Would it surprise you to know that distracted driving continues to be the leading contributor to motor vehicle crashes throughout the Commonwealth? Although we continue to combat impaired drivers and those who chose not to wear their seatbelts, the distractions within our vehicles are killing Kentuckians more often than anything else. Of all the distractions we face while driving, texting while driving is arguably the most dangerous of them all. Recent studies indicate that a driver who is texting is 23 times more likely to be involved in a wreck.

As you may be aware, a “texting while driving” statute was passed by our Legislature and became effective on July 15, 2010. However, due to a grace period that would allow motorists to become familiar with the law, enforcement action by law enforcement did not begin until January 1, 2011. To underscore the importance of this issue, Governor Beshear signed a proclamation on October 10, 2012, declaring it as a “Don’t Text and Drive Day” in Kentucky.

Studies show that sending or receiving a text takes a driver’s eyes from the road for 4.6 seconds. At 55 mph a vehicle travels the length of a football field in 4.6 seconds. That is like driving 100 yards – essentially blind.

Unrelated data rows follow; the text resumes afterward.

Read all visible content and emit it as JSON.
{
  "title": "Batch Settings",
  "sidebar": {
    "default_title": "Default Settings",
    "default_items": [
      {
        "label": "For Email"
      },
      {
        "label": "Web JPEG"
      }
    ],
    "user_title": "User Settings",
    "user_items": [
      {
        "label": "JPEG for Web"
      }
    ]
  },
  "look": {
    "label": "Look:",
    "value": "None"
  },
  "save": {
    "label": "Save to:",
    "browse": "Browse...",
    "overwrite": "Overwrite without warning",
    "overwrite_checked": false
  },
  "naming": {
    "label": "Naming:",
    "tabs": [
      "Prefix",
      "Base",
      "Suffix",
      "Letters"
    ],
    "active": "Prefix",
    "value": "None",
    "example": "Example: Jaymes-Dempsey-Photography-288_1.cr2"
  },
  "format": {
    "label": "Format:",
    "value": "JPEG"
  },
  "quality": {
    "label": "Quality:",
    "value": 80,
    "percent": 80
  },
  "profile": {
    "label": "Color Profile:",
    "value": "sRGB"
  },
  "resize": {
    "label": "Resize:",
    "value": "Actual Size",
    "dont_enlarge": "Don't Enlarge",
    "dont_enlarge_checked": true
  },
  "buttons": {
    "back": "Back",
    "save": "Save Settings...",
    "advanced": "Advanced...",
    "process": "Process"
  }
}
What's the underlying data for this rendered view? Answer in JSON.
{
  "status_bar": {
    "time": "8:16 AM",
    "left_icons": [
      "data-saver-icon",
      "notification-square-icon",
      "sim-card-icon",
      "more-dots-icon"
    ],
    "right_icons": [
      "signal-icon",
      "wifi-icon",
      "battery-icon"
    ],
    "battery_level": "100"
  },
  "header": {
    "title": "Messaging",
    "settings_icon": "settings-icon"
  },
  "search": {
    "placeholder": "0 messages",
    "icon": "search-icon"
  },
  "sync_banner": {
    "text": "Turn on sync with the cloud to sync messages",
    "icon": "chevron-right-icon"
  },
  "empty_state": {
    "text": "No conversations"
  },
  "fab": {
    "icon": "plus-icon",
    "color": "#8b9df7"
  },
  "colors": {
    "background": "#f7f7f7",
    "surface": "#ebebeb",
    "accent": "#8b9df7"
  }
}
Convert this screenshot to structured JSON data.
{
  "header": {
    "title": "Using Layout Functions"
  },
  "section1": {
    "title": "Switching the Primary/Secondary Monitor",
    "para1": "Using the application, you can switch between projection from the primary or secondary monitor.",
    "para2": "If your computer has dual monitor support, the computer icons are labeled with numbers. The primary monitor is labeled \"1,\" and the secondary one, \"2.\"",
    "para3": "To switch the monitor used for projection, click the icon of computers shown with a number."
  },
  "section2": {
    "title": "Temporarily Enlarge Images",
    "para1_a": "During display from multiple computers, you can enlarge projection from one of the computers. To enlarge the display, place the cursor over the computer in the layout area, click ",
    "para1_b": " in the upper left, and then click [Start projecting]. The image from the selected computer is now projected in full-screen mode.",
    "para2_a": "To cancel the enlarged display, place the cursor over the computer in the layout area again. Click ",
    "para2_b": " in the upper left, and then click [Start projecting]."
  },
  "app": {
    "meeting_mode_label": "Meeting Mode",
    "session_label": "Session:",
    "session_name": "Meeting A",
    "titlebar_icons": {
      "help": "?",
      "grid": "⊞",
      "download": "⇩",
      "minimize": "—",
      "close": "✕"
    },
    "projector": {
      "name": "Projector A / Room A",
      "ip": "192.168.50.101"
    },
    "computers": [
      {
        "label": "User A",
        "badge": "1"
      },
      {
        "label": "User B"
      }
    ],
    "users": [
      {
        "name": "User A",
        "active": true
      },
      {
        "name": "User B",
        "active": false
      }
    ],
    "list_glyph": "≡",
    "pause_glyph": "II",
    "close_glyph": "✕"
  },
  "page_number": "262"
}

With the comfort of modern day vehicles, many drivers don’t realize how much ground they are covering at relatively low speeds. Think about this example that I used to give when teaching teenage driving classes: It takes the average human being ¾ of a second to perceive a threat, and another ¾ of a second to react to the threat. This is what actually takes place before our brakes even begin to engage. Keeping that in mind, we are covering 80 feet per second while travelling at 55 miles per hour. Our total stopping distance at that speed on level, dry pavement (including our reaction time) would be 265 feet! Recent studies indicate that a text of approximately 100 characters forces us to take our eyes off the road for over 4 1/2 seconds.

Texting and driving is not just a teenage phenomenon. It is rapidly becoming a problem amongst drivers of all ages. Not only is it against the law, but every time you do it – you take the life of another person in your hands.
I continue to hear testimony of families who have lost loved ones who were texting or hit by someone who was texting. Their stories are devastating and continually illustrate how senseless these tragedies are. The next time you are tempted to accept a text or even a phone call while driving, make a mental assessment of just how important that message really is and if it can wait. The life you save could very well be your own.

For more information on the "It Can Wait" campaign click http://itcanwait.com/